Many people with disabilities, employers, and businesses, however, still do not understand major provisions of the ADA , particularly the employment provisions. The ADA is a civil rights law—requiring equal opportunity for individuals with disabilities, with broad coverage and setting clear, consistent, and enforceable standards prohibiting discrimination on the basis of disability. Title I of the ADA prohibits discrimination in employment. It does not provide for accessible housing, transportation to the work site, rehabilitation services, job training, job placement, or any form of affirmative action for people with disabilities. It does not address work disincentives, such as Social Security rules that make people with disabilities who work ineligible for Medicaid, the only form of insurance that provides the kind of services most people with disabilities need to function independently, nor does it require employers to provide the kind of insurance coverage people with disabilities need. While the ADA requires existing transportation services to become accessible, it does not provide transportation for people with disabilities to get to work if they work or live where there is no public transportation. To determine the impact of Title I, one must look at the degree to which employment discrimination against individuals with disabilities has decreased. One cannot measure the success of Title I solely by the employment rate of people with disabilities unless all other barriers to work are eliminated.

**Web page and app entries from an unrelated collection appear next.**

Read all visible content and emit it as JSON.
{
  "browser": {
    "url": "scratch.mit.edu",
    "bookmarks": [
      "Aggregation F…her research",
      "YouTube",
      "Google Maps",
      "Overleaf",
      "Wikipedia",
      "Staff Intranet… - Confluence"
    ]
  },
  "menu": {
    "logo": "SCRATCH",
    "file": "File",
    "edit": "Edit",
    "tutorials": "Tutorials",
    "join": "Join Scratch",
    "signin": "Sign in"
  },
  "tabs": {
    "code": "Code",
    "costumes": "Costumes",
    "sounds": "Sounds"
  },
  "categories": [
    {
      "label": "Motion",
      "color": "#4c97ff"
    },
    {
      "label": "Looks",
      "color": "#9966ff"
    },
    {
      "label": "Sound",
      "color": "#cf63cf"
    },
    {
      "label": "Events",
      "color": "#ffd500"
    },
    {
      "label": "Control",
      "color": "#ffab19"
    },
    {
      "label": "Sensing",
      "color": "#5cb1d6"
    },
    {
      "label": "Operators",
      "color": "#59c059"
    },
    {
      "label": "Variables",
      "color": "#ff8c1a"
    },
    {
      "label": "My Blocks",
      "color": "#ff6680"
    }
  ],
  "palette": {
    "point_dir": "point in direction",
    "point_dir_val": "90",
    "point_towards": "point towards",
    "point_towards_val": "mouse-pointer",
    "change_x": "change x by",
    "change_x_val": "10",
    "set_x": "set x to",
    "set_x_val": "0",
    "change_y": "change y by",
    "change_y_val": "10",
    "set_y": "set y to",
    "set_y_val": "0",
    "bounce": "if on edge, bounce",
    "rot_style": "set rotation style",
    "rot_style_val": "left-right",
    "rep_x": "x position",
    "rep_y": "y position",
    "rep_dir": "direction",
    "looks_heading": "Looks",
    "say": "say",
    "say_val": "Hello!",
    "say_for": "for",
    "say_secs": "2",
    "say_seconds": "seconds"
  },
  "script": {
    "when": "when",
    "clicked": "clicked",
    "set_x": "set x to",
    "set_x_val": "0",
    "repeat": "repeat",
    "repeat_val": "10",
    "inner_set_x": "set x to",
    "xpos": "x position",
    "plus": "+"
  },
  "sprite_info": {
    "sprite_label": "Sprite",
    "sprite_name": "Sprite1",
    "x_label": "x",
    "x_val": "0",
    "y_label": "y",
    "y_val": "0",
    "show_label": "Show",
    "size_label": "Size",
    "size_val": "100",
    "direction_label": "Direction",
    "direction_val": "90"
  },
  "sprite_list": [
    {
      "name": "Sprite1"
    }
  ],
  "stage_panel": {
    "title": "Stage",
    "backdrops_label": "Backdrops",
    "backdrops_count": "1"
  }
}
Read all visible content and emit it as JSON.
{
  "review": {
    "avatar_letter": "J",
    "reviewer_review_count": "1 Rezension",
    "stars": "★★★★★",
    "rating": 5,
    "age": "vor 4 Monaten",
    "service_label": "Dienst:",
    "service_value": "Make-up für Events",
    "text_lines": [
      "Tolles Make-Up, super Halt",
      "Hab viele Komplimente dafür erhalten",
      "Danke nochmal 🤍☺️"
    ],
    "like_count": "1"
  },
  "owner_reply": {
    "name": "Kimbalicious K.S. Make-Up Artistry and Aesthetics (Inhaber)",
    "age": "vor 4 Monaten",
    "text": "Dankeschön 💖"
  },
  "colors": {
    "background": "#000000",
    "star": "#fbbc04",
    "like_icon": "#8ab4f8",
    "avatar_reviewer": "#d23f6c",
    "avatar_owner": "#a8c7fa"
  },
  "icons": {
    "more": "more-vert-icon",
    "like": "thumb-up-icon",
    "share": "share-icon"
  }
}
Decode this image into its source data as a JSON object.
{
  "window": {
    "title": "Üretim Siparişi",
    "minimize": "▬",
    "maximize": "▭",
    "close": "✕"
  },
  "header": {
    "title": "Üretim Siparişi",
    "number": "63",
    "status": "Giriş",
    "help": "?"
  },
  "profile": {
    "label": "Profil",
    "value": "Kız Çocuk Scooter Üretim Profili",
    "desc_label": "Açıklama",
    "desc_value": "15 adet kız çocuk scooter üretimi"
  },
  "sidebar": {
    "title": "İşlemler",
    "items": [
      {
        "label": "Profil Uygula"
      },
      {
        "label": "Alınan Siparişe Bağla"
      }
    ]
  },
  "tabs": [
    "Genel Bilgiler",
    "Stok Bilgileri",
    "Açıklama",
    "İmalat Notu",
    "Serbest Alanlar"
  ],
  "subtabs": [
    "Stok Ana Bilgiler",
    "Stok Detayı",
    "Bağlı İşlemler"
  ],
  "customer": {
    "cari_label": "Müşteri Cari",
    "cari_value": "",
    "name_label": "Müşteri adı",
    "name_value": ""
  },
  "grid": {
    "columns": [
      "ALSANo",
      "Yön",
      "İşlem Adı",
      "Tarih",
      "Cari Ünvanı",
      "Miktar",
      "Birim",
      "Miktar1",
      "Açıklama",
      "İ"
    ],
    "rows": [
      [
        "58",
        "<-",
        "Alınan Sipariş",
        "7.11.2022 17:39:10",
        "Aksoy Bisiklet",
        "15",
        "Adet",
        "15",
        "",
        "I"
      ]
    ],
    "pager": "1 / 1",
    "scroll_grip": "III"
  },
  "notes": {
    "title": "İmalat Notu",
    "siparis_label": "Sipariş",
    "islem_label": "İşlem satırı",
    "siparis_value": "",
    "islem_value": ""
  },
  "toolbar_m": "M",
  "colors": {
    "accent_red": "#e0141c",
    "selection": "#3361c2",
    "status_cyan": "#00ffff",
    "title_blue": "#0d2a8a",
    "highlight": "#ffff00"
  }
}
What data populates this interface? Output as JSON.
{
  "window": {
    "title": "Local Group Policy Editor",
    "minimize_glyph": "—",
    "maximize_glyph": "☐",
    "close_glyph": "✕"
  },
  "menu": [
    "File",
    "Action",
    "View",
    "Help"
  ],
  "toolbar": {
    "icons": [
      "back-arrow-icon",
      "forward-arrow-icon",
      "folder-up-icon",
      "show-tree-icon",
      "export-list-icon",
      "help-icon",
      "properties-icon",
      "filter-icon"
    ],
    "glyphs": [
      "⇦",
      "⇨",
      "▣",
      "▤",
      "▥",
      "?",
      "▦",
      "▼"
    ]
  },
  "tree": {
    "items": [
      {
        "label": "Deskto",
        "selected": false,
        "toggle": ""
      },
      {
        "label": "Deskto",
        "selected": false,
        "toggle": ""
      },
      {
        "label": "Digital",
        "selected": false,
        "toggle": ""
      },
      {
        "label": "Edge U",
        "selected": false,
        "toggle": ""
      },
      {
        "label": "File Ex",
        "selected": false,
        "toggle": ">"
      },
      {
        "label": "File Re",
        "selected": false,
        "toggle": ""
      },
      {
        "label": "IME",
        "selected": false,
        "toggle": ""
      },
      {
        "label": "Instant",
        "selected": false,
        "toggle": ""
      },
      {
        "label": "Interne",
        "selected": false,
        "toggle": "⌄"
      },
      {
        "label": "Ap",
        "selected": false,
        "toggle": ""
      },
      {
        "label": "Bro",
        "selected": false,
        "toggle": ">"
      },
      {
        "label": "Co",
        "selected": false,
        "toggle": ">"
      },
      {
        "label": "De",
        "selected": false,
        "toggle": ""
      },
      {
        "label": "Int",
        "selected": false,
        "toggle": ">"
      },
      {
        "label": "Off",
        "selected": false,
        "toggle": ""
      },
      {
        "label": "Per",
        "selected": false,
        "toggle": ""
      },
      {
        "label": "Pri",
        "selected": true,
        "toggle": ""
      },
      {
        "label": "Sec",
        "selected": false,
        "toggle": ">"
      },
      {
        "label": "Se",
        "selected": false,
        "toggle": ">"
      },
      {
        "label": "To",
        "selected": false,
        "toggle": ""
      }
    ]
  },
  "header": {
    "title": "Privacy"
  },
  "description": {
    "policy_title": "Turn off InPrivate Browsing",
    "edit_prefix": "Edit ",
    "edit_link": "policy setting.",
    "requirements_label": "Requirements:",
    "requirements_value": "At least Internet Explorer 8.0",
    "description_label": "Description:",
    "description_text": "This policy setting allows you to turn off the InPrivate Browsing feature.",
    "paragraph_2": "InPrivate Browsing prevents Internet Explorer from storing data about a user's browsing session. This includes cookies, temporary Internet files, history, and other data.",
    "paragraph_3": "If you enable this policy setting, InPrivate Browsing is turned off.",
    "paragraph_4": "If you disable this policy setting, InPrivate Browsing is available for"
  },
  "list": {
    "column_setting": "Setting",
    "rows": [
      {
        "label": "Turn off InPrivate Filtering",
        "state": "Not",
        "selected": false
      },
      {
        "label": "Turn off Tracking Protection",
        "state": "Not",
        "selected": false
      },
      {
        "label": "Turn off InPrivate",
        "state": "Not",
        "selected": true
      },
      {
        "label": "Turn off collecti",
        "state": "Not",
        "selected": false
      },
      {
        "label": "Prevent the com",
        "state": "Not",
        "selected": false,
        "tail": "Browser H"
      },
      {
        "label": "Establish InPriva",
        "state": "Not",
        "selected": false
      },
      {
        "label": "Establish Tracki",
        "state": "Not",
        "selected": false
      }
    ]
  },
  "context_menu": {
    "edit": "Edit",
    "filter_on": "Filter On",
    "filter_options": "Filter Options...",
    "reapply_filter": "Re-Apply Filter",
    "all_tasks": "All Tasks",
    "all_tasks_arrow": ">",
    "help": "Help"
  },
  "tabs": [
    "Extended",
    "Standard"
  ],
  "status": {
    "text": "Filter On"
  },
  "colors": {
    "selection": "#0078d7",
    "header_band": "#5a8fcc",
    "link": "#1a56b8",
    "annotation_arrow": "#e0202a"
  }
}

Many Americans with disabilities remain frustrated that disability discrimination has not been eliminated, despite ADA implementation. People with disabilities reported the ADA has not been fully enforced; the barriers they face remain primarily attitudinal. Additionally, there is a growing backlash against disability rights and the ADA . The lack of national consistency of access makes it difficult for people with disabilities to carry out daily activities, and access to public transportation, particularly in rural areas, remains a serious problem. Although, once on the job, accommodations are easier to obtain, people with visible disabilities do not appear to be significantly more likely to be hired than before the ADA , and some argue that they are having more difficulty getting hired than before.
See also: Implementation of the ADA: Challenges, Best Practices, and New Opportunities for Success